--- INPUT DATA Enclosed Below ---

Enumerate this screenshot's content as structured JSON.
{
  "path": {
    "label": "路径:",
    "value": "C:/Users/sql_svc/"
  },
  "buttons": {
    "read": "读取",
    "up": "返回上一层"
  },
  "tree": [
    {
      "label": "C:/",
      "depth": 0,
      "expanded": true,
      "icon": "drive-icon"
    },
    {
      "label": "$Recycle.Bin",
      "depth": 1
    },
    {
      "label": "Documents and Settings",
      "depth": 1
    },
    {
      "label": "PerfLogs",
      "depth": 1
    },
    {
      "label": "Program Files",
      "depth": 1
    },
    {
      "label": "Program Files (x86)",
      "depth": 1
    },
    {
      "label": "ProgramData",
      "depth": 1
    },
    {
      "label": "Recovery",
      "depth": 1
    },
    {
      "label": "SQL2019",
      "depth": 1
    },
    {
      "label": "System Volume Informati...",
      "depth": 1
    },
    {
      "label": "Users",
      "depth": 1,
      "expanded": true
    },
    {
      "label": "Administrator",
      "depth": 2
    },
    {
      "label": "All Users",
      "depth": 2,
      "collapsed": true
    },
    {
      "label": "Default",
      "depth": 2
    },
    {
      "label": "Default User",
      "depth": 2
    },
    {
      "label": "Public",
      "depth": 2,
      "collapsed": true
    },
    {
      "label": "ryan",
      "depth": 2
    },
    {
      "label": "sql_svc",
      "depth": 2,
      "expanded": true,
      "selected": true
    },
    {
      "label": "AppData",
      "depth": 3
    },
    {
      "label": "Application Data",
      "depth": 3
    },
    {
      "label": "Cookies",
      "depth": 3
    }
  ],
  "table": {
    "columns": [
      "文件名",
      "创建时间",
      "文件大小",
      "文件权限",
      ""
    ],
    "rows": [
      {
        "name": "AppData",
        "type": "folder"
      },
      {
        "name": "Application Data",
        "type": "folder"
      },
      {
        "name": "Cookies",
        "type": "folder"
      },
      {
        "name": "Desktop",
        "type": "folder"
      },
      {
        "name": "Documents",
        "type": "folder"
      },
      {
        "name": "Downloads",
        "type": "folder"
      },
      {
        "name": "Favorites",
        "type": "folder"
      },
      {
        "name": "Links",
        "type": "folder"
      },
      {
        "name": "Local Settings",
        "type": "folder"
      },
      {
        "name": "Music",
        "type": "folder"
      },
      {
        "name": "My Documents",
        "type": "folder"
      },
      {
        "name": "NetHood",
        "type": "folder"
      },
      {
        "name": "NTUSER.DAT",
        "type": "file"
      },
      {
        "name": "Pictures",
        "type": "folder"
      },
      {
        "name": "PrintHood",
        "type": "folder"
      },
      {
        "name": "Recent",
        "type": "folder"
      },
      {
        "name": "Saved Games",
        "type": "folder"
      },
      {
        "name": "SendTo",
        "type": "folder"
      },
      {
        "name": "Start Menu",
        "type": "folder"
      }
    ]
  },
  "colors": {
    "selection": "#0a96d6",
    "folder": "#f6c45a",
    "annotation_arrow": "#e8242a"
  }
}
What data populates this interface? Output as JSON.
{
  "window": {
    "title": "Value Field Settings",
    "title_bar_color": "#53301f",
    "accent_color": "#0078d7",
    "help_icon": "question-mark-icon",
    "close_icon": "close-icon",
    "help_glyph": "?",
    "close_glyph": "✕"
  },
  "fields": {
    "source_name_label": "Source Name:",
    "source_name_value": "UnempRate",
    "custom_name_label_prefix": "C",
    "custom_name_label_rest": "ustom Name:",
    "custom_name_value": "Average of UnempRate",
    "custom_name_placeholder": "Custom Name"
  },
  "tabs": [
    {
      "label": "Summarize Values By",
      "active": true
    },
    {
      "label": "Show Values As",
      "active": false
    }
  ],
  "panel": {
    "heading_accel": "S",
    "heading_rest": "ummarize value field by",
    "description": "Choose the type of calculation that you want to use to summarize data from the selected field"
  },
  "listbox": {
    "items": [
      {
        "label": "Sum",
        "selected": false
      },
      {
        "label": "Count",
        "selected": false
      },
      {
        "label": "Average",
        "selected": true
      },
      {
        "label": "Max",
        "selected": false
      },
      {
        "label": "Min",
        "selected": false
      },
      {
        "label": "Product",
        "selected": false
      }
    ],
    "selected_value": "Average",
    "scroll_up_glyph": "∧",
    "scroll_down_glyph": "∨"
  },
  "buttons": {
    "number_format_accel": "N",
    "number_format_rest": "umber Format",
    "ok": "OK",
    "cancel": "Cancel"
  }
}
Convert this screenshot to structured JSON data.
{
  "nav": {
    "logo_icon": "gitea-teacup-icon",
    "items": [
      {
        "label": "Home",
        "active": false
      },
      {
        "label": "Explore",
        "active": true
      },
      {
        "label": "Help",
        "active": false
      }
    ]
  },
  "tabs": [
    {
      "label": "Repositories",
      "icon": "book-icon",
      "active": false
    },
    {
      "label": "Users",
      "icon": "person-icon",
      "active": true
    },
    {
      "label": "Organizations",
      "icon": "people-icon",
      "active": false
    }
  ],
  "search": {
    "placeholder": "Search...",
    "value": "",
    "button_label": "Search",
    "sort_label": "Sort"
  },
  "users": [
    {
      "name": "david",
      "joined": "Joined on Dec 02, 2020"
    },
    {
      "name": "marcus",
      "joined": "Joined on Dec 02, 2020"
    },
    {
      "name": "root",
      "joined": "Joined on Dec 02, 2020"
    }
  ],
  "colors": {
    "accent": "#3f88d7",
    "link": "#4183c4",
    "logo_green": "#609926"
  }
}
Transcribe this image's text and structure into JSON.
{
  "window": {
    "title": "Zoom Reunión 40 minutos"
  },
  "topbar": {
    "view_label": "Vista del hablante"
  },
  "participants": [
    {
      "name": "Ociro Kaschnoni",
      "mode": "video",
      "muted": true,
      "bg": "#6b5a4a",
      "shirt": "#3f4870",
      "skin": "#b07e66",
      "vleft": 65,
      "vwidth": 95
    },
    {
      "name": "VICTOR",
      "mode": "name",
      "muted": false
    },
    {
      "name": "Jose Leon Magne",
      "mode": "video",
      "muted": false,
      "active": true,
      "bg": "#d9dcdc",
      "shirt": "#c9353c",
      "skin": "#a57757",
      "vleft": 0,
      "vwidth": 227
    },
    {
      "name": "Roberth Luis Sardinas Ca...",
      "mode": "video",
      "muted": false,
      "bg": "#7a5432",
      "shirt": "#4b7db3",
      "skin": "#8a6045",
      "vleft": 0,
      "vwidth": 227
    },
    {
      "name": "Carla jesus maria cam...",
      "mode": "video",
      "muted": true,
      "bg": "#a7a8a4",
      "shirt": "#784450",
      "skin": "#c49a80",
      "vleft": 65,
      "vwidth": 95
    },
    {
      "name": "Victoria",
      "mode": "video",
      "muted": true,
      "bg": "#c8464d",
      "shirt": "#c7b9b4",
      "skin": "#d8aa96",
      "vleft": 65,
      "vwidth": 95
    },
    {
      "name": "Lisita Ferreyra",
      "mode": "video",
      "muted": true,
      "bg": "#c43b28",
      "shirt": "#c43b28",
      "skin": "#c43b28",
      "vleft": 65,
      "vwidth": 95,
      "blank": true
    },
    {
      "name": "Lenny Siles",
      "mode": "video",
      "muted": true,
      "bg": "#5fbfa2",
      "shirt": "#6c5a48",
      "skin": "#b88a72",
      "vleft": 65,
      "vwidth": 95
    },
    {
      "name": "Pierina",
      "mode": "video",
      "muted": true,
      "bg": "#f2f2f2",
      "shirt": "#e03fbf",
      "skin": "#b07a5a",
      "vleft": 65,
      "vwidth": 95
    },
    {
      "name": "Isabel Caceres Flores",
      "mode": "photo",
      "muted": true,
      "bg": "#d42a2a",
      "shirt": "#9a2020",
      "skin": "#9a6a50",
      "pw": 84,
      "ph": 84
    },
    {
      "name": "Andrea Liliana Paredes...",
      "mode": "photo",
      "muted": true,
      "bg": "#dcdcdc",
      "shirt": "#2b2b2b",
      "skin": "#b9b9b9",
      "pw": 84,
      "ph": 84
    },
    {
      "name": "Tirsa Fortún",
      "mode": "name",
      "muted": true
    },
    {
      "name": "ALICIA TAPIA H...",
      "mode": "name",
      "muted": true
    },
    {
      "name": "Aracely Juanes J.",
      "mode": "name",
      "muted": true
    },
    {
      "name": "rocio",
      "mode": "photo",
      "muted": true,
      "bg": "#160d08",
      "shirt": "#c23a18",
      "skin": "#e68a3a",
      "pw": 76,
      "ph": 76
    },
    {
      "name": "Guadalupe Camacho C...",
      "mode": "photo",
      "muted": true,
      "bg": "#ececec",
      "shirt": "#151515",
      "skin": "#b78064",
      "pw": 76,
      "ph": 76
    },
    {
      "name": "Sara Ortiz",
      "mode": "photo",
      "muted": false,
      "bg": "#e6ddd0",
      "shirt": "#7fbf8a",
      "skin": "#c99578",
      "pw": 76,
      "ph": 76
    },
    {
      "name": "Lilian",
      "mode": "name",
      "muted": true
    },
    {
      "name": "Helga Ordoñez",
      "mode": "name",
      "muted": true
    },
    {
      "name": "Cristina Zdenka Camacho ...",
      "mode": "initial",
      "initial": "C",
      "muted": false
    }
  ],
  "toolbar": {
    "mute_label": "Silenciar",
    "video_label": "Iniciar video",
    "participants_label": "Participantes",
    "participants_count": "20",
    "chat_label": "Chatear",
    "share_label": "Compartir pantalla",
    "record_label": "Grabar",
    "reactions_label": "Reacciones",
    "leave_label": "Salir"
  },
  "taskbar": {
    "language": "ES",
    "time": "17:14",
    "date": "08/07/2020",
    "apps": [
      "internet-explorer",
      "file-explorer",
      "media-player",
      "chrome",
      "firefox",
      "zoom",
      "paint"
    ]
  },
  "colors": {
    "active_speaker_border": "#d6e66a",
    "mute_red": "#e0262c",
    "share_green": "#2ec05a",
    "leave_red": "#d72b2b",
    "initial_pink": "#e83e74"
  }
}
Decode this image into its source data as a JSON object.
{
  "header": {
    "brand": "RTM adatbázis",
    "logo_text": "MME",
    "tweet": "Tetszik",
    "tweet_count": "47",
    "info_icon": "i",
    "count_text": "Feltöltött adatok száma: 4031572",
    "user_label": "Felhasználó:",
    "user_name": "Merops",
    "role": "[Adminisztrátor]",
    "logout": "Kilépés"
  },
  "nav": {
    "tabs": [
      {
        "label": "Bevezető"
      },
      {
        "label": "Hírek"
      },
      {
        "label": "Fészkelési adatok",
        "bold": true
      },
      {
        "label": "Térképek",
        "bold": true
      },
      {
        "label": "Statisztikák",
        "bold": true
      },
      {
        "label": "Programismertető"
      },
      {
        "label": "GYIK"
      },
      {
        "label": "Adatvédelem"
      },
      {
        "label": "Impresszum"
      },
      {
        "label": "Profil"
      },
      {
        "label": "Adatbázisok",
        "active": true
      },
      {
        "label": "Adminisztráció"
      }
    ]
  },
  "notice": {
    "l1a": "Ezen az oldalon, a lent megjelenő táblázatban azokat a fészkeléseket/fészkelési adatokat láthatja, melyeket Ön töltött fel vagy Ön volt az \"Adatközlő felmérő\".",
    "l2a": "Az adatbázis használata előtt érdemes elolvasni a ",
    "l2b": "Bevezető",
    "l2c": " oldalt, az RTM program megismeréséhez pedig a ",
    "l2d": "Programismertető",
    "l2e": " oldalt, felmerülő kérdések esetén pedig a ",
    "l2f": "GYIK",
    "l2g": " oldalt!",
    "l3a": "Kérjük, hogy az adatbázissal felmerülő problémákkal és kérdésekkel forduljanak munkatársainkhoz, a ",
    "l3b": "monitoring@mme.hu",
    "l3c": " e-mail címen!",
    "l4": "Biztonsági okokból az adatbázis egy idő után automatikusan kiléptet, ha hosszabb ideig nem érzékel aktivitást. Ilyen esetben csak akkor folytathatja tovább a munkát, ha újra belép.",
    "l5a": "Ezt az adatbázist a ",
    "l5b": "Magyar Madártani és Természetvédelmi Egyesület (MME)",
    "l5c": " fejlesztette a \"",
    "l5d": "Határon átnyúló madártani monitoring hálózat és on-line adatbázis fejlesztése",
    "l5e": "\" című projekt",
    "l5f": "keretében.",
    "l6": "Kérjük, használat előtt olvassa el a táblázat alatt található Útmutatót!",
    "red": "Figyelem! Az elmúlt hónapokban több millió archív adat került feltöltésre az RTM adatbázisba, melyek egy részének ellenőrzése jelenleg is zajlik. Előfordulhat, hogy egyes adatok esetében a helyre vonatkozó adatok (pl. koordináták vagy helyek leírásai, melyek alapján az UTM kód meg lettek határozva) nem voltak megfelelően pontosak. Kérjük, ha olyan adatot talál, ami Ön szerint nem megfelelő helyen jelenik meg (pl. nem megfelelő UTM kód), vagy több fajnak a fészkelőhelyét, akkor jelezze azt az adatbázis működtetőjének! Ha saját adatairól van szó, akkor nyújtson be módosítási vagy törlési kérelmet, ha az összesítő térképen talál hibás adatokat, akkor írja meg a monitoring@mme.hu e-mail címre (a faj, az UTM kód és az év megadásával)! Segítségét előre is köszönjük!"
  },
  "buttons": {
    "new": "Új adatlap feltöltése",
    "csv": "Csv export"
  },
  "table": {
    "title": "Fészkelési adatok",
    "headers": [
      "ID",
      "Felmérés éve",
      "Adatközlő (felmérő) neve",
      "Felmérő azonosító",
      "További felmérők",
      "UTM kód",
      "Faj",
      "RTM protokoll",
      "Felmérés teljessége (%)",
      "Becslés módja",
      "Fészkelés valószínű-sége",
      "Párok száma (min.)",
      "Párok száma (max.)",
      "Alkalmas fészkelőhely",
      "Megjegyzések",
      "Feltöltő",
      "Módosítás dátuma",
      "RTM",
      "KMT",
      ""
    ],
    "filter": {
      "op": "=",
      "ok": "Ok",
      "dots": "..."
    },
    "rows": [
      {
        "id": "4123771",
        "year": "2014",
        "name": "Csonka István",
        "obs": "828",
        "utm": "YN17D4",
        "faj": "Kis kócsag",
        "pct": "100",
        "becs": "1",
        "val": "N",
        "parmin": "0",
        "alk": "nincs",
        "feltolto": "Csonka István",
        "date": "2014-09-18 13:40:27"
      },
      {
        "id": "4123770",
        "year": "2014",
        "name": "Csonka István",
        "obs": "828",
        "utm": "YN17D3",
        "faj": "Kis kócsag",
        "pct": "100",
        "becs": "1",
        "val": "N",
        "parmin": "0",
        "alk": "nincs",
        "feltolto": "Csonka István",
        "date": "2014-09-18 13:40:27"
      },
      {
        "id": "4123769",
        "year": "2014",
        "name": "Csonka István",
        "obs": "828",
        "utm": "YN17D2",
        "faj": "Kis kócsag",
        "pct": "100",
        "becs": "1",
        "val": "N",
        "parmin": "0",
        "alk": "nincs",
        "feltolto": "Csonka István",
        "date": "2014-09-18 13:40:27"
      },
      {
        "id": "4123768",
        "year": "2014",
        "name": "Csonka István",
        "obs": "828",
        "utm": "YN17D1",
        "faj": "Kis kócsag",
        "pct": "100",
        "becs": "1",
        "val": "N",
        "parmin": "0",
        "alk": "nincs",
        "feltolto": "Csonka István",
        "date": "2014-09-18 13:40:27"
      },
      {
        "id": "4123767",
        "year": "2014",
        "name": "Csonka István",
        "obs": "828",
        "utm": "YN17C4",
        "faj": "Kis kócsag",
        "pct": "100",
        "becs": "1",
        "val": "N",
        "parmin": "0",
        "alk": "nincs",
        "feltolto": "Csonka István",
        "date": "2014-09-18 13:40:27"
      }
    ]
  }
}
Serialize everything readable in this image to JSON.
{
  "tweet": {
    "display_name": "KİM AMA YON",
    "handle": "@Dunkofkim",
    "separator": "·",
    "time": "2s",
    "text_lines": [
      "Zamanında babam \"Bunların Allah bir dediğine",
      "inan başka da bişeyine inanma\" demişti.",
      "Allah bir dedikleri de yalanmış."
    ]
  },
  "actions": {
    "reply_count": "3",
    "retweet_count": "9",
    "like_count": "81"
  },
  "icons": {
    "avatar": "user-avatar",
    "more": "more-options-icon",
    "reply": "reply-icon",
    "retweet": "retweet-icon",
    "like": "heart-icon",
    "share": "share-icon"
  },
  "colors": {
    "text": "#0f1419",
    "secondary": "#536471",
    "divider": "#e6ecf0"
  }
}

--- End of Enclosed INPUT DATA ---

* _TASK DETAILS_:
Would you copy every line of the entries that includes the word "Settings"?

* _ANSWER FOR THE TASK_:
      "label": "Documents and Settings",
        "name": "Local Settings",
    "title": "Value Field Settings",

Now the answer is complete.